• _Exercise description_: Pull every line with "Start" from the data.

• _Stored data_:
++++++++++++++++++++
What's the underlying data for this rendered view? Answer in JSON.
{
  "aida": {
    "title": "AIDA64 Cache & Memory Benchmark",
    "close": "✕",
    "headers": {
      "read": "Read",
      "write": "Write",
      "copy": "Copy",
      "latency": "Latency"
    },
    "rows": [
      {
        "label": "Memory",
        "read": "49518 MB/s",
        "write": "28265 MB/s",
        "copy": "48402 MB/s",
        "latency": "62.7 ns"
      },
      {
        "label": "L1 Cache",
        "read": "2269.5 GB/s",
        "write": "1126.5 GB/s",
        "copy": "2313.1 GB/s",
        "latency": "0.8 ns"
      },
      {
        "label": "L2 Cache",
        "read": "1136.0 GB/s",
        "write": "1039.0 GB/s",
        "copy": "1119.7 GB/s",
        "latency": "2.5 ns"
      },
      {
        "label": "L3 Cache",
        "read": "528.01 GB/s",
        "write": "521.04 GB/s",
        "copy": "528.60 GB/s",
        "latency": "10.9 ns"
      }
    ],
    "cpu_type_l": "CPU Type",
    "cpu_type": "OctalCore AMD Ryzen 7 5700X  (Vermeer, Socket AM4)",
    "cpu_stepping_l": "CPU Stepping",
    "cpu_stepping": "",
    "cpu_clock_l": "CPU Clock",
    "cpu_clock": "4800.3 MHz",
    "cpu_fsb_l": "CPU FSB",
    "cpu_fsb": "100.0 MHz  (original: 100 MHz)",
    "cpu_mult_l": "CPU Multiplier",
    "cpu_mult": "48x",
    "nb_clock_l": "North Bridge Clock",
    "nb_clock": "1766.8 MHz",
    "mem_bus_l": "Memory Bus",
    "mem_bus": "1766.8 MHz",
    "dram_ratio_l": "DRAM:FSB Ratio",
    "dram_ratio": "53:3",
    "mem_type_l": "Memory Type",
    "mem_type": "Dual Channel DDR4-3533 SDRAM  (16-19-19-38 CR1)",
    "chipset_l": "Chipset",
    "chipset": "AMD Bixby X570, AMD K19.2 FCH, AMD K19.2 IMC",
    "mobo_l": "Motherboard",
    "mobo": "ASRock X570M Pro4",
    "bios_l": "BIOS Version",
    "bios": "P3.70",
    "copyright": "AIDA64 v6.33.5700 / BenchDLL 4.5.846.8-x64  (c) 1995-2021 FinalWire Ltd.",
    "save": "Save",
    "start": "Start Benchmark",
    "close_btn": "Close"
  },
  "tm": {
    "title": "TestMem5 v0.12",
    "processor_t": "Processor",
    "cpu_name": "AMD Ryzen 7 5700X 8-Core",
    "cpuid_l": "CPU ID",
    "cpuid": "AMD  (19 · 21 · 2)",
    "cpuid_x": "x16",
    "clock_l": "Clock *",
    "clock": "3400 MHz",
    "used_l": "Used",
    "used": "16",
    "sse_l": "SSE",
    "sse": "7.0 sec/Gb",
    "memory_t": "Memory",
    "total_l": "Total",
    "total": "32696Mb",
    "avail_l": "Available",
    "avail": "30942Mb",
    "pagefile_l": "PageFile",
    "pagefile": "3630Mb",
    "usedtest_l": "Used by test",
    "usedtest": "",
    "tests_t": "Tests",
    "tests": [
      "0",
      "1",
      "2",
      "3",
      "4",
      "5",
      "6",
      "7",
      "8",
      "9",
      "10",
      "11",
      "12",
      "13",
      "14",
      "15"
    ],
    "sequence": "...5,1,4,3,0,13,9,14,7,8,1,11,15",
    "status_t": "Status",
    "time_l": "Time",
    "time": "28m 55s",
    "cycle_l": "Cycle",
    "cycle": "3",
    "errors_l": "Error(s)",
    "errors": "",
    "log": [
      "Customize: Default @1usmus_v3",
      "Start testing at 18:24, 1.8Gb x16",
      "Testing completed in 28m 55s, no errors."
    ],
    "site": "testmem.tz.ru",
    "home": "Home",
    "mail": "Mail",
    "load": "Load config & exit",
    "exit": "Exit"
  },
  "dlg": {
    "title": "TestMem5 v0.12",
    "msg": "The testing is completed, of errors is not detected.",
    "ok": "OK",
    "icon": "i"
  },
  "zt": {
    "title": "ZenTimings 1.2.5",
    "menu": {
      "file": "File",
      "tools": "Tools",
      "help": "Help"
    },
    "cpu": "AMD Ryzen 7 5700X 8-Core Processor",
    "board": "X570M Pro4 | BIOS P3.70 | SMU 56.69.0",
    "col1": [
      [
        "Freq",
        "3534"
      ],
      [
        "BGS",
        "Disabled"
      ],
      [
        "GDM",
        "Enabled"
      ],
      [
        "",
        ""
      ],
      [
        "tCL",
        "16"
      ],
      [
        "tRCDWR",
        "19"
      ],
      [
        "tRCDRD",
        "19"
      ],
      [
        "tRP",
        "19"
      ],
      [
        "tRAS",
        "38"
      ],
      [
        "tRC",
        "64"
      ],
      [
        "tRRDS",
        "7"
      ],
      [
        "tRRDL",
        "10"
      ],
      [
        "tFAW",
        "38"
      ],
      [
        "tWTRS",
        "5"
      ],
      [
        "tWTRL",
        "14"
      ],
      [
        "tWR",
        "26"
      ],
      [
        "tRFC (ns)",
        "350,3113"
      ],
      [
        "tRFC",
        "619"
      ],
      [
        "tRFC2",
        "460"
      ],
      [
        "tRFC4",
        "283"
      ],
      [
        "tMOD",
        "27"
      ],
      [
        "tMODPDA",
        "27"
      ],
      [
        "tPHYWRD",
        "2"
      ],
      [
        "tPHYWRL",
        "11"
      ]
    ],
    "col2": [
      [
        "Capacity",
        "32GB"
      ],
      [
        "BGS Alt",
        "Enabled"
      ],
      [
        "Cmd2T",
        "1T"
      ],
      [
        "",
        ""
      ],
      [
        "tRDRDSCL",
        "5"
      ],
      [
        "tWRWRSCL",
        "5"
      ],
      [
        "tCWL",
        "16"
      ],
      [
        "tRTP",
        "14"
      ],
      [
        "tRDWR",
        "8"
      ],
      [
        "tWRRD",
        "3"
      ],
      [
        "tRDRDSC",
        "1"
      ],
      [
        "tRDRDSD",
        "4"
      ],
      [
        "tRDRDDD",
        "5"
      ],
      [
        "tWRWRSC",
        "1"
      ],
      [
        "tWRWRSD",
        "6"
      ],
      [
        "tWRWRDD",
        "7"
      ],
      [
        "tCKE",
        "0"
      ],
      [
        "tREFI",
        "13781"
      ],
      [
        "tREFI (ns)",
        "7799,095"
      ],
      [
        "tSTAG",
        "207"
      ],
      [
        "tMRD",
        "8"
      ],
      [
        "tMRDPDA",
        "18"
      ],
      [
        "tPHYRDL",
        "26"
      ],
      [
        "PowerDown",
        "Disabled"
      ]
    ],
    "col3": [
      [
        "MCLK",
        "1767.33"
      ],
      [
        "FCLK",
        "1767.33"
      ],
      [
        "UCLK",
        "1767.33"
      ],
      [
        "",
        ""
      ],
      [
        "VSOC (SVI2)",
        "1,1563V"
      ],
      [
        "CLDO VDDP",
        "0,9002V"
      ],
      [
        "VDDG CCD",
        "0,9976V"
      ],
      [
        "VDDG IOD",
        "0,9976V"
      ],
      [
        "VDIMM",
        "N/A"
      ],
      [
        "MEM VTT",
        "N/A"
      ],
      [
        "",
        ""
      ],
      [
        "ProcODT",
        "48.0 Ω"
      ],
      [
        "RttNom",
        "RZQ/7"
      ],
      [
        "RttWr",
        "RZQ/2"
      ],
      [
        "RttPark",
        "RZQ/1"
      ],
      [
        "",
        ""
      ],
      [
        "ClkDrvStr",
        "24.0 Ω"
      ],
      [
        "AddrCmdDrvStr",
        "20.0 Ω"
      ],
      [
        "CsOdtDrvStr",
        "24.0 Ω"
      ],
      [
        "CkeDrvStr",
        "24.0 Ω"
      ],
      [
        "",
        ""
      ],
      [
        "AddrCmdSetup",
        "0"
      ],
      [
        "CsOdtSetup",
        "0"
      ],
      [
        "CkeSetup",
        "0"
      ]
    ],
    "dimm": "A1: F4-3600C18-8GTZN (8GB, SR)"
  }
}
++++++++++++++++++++
• _Answer section_:
    "start": "Start Benchmark",
      "Start testing at 18:24, 1.8Gb x16",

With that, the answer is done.